The Robert Hicks Bates Award‘s purpose is to recognize a young climber who—in the judgment of the selection committee—has demonstrated exceptional skill and character in the climbing or mountaineering arts and has outstanding promise for future accomplishment. “David Allfrey is one of the most accomplished and competent big-wall climbers at the moment. He conceived the idea of climbing seven El Cap routes in seven days, which he carried out with Alex Honnold. This was a proper step up as far as El Cap climbing goes,” said committee chair Rolando Garibotti.

The H. Adams Carter Literary Award
was established to recognize excellence in alpine literature. This year’s winner, Katie Ives is recognized for a life of contribution to climbing through the written word. “Katie Ives has brought thoughtful analysis, brilliant writing and finesse to climbing literature since joining the Alpinist team in 2004,” said Powers. “As Editor and now Editor-in-Chief Katie has upheld a long tradition of excellence in American climbing literature and reporting.”

About the Annual Benefit Dinner
The 2016 AAC Annual Benefit Dinner will celebrate 100 years of climbing in National Parks with keynote speaker Alex Honnold. In addition to Honnold’s keynote address, attendees will enjoy fine dining, beer and wine, live and silent auctions, and awards honoring climbing’s luminaries and rising stars. All proceeds benefit AAC programs. Tickets are very limited. For more information and to reserve your spot, visit Registration closes on February 20, or when sold out.

About The American Alpine Club
The American Alpine Club is a 501(c)(3) charitable organization whose vision is a united community of competent climbers and healthy climbing landscapes. Together with our members, the AAC advocates for American climbers domestically and around the world; provides grants and volunteer opportunities to protect and conserve the places we climb; hosts local and national climbing festivals and events; publishes two of the world’s most sought-after climbing annuals, the American Alpine Journal and Accidents in North American Mountaineering; cares for the world’s leading climbing library and country’s leading mountaineering museum; manages the Hueco Rock Ranch, New River Gorge Campground, and Grand Teton Climbers’ Ranch as part of a larger lodging network for climbers; and annually gives $80,000+ toward climbing, conservation, and research grants that fund adventurers who travel the world.
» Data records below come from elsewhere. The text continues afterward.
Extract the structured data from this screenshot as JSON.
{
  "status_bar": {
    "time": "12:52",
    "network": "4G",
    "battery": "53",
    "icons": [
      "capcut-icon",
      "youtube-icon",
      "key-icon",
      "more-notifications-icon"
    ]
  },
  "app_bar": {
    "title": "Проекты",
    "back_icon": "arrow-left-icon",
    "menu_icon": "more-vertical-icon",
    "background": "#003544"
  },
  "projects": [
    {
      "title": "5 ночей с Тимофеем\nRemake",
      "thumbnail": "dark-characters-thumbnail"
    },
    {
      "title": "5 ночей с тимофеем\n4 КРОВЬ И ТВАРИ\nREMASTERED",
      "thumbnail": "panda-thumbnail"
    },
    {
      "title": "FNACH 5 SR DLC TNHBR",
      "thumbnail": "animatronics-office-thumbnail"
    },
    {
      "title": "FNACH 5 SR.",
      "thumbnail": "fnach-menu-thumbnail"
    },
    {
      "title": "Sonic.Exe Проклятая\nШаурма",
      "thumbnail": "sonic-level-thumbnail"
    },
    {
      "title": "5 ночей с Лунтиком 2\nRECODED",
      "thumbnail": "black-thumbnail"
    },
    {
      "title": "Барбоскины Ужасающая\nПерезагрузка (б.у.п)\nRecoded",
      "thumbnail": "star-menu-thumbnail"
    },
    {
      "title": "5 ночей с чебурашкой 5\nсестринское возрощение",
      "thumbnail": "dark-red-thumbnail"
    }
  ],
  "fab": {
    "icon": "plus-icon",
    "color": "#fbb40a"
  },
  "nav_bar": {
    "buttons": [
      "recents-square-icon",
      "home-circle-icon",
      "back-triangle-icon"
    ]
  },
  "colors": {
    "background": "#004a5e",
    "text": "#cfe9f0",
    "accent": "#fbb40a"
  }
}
Learn about additional programs and become a member at

Film: How Matt Cornell Free Soloed One of America’s Classic Hard Mixed Routes

"The Nutcracker" explores the mental challenges of solo climbing and the tactics Cornell used to help him send the route.